→ **Work to complete**: Please repeat each entry. Match every word exactly.

→ **Source data**:
=== Section Start ===
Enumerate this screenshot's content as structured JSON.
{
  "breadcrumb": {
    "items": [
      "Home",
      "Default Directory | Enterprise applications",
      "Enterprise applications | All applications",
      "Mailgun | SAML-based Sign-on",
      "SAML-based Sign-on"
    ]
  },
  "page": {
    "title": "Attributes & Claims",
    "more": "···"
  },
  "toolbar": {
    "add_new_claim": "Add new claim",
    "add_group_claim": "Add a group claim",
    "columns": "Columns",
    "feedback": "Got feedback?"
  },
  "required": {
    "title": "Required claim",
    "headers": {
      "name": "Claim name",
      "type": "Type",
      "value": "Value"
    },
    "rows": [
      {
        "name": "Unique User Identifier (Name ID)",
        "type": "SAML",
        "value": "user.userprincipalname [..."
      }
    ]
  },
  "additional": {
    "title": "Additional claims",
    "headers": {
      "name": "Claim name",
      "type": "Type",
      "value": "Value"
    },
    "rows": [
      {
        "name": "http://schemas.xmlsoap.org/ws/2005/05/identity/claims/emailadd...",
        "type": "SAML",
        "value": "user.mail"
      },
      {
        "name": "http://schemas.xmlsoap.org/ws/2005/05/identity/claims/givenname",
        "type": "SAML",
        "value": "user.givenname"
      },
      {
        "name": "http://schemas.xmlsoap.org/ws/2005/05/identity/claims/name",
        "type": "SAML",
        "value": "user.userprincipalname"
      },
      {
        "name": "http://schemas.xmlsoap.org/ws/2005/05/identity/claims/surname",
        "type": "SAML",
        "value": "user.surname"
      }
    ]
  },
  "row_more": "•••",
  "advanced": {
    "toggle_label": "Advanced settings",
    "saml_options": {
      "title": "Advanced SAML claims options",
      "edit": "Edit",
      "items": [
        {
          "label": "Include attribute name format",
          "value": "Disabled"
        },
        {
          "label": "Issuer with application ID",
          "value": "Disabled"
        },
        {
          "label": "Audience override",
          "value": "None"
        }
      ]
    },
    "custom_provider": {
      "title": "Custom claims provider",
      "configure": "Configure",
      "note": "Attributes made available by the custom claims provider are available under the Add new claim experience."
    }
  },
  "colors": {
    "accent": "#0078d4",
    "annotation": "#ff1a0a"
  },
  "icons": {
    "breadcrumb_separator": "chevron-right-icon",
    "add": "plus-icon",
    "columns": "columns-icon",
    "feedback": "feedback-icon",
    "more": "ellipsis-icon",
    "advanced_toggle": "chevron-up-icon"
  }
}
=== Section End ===
→ **Written answer**:
Enumerate this screenshot's content as structured JSON.
{
  "breadcrumb": {
    "items": [
      "Home",
      "Default Directory | Enterprise applications",
      "Enterprise applications | All applications",
      "Mailgun | SAML-based Sign-on",
      "SAML-based Sign-on"
    ]
  },
  "page": {
    "title": "Attributes & Claims",
    "more": "···"
  },
  "toolbar": {
    "add_new_claim": "Add new claim",
    "add_group_claim": "Add a group claim",
    "columns": "Columns",
    "feedback": "Got feedback?"
  },
  "required": {
    "title": "Required claim",
    "headers": {
      "name": "Claim name",
      "type": "Type",
      "value": "Value"
    },
    "rows": [
      {
        "name": "Unique User Identifier (Name ID)",
        "type": "SAML",
        "value": "user.userprincipalname [..."
      }
    ]
  },
  "additional": {
    "title": "Additional claims",
    "headers": {
      "name": "Claim name",
      "type": "Type",
      "value": "Value"
    },
    "rows": [
      {
        "name": "http://schemas.xmlsoap.org/ws/2005/05/identity/claims/emailadd...",
        "type": "SAML",
        "value": "user.mail"
      },
      {
        "name": "http://schemas.xmlsoap.org/ws/2005/05/identity/claims/givenname",
        "type": "SAML",
        "value": "user.givenname"
      },
      {
        "name": "http://schemas.xmlsoap.org/ws/2005/05/identity/claims/name",
        "type": "SAML",
        "value": "user.userprincipalname"
      },
      {
        "name": "http://schemas.xmlsoap.org/ws/2005/05/identity/claims/surname",
        "type": "SAML",
        "value": "user.surname"
      }
    ]
  },
  "row_more": "•••",
  "advanced": {
    "toggle_label": "Advanced settings",
    "saml_options": {
      "title": "Advanced SAML claims options",
      "edit": "Edit",
      "items": [
        {
          "label": "Include attribute name format",
          "value": "Disabled"
        },
        {
          "label": "Issuer with application ID",
          "value": "Disabled"
        },
        {
          "label": "Audience override",
          "value": "None"
        }
      ]
    },
    "custom_provider": {
      "title": "Custom claims provider",
      "configure": "Configure",
      "note": "Attributes made available by the custom claims provider are available under the Add new claim experience."
    }
  },
  "colors": {
    "accent": "#0078d4",
    "annotation": "#ff1a0a"
  },
  "icons": {
    "breadcrumb_separator": "chevron-right-icon",
    "add": "plus-icon",
    "columns": "columns-icon",
    "feedback": "feedback-icon",
    "more": "ellipsis-icon",
    "advanced_toggle": "chevron-up-icon"
  }
}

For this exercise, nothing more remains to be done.